Healer: How might I bring more love into my life today?
Teacher: How might I stay engaged in the process of my life today (rather than the outcome)?
These are great questions to journal around at the beginning of each day.
“Engineers have computers; painters, canvas and brushes; musicians, instruments. Leaders have only themselves. The instrument of leadership is the self, and the mastery of the art of leadership comes from mastery of the self. Leadership development is self-development, and self-development is not about stuffing in a whole bunch of new information or trying out the latest technique. It’s about leading out of what is already in your soul. it’s about liberating the leadership within you.” – James Kouzes and Barry Posner, The Leadership Challenge
A popular (mis)conception about leadership is that leadership is about mastery over others. If this is true, one cannot have mastery over others if one does not first have mastery over oneself.
In many of the traditions of warriorship in Asia – from the Shambhala of Tibet to the Japanese samurai – true leadership begins with one being able to master every aspect of who they are. The true leader masters their thoughts and emotions. A true leader is deeply present to and conscious of their actions in the present moment. And they do this knowing that the only real control that they exercise is over how they respond to life circumstances.
Where in your life can you claim mastery? Where in your life does it seem like you are a victim of circumstance?
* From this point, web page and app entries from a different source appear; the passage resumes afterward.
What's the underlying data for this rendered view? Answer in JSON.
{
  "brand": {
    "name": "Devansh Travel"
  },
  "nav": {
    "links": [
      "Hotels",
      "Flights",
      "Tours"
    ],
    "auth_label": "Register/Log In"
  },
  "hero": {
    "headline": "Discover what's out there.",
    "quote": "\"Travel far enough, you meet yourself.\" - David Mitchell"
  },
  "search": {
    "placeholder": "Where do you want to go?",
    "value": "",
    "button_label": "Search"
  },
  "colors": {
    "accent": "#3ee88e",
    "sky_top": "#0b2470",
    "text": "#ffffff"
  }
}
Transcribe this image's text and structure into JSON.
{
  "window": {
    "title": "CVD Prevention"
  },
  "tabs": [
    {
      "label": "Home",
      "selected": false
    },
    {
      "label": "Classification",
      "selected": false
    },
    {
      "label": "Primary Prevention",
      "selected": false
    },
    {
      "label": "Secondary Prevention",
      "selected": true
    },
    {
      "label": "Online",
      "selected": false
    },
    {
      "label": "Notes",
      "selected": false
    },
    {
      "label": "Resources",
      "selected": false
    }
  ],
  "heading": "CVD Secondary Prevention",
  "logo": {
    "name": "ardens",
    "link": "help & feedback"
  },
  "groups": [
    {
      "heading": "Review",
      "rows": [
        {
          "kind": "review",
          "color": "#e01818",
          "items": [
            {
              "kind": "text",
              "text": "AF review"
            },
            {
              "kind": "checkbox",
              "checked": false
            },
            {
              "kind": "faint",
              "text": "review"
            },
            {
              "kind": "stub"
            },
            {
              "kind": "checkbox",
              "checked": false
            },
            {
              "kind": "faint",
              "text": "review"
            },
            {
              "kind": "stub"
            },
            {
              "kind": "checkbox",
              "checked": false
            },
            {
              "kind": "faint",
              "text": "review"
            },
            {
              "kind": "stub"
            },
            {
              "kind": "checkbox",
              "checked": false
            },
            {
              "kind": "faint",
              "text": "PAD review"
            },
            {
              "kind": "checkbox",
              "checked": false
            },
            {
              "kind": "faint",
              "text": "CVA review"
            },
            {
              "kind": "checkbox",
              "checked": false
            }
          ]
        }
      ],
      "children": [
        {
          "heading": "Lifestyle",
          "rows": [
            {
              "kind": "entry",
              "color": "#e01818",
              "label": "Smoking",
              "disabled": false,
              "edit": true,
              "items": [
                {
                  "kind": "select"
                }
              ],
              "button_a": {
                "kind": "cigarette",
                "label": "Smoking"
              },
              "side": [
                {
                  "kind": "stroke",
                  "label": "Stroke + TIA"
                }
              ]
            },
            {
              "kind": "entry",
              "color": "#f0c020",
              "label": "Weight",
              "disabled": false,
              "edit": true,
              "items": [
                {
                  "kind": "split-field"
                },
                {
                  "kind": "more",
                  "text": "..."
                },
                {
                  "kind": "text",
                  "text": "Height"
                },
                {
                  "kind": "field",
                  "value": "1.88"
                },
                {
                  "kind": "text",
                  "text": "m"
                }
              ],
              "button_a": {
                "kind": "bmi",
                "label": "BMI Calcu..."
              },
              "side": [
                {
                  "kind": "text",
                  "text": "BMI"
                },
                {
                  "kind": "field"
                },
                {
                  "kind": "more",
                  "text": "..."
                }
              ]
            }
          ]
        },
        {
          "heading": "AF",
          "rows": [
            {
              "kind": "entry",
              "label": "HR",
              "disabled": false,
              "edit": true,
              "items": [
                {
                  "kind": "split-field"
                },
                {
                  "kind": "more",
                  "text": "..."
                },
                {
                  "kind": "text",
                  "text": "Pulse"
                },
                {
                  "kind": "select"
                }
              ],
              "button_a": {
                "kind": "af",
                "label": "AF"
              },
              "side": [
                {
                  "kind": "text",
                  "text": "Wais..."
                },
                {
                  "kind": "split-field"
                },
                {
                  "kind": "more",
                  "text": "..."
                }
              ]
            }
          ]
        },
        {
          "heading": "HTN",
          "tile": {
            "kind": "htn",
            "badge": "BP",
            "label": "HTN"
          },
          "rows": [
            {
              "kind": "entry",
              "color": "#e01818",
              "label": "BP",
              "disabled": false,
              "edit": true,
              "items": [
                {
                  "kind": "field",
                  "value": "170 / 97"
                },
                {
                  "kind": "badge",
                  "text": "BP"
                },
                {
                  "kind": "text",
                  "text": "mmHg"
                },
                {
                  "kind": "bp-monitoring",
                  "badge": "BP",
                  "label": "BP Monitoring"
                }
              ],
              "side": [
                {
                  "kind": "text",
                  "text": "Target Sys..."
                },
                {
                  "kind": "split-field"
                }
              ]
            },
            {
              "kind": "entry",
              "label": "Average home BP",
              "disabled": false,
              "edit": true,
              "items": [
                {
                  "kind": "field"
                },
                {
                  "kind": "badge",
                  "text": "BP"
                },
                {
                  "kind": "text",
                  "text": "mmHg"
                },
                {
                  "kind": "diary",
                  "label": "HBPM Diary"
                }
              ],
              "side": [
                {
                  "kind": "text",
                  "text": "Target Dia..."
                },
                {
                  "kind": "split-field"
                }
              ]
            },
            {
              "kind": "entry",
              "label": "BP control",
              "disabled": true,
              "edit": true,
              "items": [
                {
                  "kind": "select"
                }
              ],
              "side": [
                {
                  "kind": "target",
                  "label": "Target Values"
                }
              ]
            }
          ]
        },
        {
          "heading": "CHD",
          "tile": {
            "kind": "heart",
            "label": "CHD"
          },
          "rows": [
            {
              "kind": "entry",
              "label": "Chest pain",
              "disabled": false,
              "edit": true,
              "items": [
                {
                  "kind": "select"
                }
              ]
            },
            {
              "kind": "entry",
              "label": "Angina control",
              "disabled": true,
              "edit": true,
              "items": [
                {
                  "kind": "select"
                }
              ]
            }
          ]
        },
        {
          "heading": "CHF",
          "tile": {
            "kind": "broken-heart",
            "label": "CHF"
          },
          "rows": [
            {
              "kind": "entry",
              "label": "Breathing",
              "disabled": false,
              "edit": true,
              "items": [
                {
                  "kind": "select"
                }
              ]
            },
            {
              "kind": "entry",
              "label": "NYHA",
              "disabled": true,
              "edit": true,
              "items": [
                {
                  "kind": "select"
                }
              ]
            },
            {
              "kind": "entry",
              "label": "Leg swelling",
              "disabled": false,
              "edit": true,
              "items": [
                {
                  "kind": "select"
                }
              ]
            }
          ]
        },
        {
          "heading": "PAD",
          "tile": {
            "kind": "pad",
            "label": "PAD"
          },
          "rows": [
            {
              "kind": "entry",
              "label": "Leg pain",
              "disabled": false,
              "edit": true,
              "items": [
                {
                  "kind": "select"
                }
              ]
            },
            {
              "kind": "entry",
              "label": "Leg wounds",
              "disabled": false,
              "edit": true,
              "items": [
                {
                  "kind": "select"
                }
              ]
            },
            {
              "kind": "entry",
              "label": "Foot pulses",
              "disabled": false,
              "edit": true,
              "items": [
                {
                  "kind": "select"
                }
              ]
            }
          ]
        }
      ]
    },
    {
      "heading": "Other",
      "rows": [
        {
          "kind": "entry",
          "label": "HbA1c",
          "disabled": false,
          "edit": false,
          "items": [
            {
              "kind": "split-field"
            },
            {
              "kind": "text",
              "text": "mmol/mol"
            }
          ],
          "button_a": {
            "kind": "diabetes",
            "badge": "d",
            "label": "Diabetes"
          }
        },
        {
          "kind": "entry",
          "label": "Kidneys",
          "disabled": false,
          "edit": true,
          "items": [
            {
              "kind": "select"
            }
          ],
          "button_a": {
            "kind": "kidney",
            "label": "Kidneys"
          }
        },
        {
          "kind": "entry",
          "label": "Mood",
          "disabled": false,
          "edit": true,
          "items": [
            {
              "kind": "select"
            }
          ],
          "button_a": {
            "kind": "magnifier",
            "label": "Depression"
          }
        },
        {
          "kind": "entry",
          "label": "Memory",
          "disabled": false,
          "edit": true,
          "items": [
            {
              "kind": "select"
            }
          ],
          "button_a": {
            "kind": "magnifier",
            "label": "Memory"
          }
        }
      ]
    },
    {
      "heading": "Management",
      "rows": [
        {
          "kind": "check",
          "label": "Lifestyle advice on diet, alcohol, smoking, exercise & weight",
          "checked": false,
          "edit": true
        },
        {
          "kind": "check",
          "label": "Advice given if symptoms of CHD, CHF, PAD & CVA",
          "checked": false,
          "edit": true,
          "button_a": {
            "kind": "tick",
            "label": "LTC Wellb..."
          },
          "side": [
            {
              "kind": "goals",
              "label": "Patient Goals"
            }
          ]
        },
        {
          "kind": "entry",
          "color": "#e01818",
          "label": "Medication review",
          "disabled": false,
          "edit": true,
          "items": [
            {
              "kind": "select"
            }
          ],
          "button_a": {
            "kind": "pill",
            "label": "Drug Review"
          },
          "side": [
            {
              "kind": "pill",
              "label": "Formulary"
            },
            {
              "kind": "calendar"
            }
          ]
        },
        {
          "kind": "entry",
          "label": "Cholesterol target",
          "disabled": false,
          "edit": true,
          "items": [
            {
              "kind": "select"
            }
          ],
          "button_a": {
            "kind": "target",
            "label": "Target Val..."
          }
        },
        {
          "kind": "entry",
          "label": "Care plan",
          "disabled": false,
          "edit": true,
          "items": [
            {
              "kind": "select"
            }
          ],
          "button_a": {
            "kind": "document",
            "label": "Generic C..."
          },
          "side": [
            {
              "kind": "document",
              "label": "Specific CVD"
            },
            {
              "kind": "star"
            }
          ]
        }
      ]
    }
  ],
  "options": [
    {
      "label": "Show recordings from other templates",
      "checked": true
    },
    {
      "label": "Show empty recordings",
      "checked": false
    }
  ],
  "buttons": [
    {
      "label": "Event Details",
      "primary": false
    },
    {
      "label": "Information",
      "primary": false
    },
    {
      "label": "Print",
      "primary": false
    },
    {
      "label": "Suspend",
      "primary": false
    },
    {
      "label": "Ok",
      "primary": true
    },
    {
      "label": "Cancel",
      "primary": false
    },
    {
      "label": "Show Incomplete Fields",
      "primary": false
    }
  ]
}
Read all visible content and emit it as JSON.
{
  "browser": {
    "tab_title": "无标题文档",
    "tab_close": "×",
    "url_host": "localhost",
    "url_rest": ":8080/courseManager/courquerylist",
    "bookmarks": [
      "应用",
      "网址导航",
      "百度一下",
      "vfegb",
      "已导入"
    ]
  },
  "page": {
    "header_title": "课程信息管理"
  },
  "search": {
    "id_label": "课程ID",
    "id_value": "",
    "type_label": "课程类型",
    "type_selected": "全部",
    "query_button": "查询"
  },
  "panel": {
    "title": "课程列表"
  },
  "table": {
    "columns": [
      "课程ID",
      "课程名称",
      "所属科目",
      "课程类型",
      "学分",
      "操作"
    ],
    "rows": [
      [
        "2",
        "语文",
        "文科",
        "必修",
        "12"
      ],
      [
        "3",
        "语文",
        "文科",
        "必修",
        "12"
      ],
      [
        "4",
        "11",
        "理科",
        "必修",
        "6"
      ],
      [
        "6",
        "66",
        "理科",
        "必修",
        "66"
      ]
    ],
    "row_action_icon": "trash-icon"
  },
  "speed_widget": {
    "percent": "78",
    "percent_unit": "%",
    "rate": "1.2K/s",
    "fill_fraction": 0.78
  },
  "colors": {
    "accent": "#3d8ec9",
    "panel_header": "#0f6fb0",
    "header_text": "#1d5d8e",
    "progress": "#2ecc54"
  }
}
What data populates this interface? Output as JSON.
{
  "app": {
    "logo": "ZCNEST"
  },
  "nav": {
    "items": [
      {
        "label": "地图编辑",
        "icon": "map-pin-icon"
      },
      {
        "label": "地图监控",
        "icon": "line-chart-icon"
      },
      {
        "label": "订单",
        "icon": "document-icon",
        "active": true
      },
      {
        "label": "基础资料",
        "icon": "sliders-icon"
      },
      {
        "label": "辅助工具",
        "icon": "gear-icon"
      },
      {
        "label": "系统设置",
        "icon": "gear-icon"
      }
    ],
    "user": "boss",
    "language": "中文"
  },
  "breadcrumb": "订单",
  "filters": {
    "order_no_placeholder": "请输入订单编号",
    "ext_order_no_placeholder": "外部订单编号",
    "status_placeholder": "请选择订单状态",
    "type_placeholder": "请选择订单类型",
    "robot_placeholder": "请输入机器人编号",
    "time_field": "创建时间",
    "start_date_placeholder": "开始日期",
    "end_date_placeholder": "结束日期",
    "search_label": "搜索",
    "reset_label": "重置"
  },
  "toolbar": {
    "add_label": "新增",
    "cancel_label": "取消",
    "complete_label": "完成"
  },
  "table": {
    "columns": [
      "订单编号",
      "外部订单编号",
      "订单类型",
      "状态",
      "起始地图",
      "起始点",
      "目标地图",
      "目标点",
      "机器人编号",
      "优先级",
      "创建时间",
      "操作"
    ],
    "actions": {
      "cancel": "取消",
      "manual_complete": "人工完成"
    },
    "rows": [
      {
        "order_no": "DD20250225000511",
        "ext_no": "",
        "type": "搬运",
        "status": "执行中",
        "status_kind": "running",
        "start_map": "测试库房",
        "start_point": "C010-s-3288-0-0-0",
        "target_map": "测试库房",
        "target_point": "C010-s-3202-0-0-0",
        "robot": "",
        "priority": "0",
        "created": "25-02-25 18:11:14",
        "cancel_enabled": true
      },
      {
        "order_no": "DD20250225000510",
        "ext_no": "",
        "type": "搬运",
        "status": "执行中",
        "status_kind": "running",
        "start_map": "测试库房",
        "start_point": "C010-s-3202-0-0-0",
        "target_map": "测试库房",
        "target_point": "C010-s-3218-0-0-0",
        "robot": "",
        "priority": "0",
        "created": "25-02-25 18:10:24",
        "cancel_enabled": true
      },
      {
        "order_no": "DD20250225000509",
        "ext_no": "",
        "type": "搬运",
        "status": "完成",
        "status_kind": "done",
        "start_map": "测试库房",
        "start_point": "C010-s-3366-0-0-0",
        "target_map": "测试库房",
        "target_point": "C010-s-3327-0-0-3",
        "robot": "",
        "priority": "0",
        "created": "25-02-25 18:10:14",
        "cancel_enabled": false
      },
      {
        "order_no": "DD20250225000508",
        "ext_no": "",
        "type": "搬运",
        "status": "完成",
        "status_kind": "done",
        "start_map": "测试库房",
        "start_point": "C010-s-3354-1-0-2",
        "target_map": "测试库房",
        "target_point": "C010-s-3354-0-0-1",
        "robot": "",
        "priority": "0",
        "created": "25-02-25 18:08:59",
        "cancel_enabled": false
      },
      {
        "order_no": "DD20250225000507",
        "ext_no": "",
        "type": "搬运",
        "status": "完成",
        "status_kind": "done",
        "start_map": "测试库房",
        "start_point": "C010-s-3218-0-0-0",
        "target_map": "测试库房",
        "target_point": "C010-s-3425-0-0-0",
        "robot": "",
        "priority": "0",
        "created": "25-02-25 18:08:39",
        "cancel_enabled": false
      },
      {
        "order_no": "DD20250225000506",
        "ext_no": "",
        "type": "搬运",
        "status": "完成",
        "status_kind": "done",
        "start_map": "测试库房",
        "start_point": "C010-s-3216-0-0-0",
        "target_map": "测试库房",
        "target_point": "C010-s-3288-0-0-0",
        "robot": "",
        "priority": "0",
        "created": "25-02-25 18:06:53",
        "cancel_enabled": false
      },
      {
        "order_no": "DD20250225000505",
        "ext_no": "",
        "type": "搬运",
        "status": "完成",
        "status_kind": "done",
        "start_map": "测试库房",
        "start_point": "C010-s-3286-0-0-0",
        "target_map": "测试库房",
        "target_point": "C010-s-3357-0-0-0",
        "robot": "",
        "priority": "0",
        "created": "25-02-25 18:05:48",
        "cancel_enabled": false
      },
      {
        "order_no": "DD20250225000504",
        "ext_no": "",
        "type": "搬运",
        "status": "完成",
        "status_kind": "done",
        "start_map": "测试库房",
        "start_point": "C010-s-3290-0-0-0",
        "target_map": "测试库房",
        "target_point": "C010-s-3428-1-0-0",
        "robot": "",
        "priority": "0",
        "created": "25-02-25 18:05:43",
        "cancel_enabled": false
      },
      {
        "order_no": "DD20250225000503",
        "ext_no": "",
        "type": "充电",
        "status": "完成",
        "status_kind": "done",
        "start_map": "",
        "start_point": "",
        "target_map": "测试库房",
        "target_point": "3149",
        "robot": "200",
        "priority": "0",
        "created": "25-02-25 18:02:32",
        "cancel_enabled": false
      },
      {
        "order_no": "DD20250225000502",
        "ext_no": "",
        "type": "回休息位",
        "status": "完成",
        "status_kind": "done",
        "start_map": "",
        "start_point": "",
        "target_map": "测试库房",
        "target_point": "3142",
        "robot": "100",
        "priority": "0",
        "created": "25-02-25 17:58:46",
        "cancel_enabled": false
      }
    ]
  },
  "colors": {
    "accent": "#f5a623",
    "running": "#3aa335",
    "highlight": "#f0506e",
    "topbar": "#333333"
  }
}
What is the first step you can take right now on the path to leadership as self-mastery?